╭──

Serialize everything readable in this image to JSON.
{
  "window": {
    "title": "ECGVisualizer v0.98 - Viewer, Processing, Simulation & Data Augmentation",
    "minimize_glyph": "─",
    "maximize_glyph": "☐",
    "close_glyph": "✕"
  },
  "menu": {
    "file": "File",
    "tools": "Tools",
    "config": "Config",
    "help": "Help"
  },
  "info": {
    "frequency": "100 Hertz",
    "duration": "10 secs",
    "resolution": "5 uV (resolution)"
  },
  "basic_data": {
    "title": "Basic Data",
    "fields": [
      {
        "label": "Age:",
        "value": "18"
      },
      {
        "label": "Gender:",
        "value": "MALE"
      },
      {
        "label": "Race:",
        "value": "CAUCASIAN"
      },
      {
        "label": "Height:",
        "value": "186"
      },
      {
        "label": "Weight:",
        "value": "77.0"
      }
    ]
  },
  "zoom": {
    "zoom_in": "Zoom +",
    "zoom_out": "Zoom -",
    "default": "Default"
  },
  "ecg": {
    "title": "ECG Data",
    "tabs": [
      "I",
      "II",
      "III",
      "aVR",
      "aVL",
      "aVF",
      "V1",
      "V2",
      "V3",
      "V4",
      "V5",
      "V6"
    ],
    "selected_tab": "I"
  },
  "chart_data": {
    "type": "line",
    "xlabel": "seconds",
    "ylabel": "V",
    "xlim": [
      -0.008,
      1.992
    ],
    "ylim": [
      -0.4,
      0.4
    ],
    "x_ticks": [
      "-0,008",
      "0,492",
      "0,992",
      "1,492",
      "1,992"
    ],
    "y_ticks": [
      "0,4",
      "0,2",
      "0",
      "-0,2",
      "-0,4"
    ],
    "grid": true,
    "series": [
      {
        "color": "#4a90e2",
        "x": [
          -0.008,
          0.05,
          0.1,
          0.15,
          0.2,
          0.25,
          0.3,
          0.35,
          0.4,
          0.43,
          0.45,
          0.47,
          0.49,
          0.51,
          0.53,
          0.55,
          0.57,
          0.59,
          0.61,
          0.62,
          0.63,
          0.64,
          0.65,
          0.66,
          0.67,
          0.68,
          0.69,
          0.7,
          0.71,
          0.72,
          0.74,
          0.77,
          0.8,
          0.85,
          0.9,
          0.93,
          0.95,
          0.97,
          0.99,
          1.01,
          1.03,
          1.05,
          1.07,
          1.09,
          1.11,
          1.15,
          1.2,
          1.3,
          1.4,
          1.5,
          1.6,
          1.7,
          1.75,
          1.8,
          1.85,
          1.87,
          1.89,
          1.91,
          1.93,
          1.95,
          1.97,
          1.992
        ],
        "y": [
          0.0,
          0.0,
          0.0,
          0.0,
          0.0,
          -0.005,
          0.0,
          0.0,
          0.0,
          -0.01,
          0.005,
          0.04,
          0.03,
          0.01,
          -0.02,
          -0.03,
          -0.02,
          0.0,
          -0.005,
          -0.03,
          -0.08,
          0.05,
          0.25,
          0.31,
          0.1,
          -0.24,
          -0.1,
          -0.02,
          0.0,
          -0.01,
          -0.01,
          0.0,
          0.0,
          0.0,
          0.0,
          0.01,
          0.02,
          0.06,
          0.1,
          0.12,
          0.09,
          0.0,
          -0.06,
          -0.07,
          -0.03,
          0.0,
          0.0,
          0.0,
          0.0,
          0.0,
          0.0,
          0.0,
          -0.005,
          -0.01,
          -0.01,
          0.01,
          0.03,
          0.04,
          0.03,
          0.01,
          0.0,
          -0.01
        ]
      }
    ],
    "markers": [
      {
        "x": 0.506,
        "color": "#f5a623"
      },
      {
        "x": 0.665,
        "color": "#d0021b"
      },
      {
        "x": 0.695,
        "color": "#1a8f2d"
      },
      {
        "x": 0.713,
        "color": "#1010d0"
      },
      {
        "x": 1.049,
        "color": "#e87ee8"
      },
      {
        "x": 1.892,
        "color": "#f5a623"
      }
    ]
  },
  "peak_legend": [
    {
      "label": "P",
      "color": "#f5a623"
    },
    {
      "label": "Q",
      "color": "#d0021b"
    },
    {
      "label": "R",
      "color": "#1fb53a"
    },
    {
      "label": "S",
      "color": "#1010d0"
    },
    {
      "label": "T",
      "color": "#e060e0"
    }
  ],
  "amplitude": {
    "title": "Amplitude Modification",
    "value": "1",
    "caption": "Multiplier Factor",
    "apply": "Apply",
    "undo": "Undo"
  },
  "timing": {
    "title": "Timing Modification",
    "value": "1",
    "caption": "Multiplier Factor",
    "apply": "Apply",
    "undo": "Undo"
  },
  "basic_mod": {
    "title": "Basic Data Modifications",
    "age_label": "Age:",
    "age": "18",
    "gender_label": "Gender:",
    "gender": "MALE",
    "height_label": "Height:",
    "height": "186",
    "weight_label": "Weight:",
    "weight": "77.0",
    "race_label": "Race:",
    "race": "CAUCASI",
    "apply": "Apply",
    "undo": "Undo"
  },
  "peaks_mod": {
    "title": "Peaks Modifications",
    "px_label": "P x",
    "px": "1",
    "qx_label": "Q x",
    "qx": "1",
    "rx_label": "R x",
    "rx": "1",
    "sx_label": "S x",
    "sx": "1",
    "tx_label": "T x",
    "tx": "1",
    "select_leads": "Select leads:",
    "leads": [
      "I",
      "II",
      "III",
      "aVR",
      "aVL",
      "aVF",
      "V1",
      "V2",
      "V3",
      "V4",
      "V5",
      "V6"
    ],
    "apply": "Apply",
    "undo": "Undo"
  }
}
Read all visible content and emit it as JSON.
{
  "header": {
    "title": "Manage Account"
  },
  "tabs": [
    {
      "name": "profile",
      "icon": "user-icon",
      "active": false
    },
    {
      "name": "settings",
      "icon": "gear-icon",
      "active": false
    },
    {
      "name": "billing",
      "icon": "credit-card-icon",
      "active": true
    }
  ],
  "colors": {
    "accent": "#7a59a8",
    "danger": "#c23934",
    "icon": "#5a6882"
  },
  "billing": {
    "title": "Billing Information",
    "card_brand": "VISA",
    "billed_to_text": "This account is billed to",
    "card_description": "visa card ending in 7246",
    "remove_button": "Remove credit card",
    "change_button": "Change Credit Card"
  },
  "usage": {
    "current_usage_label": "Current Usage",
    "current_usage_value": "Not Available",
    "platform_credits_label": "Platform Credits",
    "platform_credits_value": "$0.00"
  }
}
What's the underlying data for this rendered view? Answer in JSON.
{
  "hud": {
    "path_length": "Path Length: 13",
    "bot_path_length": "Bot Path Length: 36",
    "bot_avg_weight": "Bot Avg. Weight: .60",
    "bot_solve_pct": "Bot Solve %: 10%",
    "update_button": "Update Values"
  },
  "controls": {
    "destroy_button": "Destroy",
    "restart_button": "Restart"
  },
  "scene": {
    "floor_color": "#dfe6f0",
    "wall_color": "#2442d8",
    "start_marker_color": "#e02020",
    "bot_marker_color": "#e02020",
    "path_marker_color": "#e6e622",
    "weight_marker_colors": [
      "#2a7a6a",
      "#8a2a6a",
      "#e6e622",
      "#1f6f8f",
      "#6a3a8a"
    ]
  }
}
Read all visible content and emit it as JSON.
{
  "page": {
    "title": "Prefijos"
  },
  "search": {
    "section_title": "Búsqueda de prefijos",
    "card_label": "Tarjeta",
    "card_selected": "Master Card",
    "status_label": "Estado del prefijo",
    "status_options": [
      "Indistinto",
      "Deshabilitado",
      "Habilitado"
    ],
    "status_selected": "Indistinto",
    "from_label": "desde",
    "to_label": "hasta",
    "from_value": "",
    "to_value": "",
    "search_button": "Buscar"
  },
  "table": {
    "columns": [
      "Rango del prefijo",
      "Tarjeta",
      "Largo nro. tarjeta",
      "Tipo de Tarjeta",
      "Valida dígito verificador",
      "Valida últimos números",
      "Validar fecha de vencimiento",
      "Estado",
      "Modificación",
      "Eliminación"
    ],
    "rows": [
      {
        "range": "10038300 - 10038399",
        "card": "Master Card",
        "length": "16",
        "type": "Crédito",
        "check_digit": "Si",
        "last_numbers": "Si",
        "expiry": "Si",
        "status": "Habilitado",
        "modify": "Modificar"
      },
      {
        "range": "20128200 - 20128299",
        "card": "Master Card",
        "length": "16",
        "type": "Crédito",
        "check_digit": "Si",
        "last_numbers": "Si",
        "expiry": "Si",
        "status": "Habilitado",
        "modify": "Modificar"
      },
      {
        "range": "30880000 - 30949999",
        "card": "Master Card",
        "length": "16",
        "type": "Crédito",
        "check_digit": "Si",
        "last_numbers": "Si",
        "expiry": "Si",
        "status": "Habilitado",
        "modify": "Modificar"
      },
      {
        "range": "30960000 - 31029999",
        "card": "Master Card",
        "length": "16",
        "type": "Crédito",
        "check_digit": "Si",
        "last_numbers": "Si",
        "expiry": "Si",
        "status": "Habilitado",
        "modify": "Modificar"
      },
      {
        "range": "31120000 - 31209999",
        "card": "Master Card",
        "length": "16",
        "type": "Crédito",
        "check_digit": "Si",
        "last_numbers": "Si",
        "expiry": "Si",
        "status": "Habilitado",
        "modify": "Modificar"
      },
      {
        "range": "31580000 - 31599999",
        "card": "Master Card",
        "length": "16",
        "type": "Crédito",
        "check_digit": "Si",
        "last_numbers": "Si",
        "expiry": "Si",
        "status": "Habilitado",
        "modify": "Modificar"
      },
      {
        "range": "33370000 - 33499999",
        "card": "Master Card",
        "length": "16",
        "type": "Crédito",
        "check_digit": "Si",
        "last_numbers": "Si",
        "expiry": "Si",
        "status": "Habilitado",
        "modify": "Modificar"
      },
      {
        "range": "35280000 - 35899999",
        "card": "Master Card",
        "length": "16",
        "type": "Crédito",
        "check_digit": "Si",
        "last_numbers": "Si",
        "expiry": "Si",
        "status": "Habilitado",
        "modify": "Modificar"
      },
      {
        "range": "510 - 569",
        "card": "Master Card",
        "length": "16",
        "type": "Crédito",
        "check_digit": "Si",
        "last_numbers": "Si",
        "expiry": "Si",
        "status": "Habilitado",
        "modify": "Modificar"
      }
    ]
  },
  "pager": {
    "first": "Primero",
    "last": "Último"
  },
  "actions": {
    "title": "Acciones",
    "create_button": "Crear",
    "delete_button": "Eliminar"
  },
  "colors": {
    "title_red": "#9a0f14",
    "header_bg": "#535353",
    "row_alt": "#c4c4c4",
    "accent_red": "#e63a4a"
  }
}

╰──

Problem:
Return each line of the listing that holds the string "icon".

Task response:
      "icon": "user-icon",
      "icon": "gear-icon",
      "icon": "credit-card-icon",
    "icon": "#5a6882"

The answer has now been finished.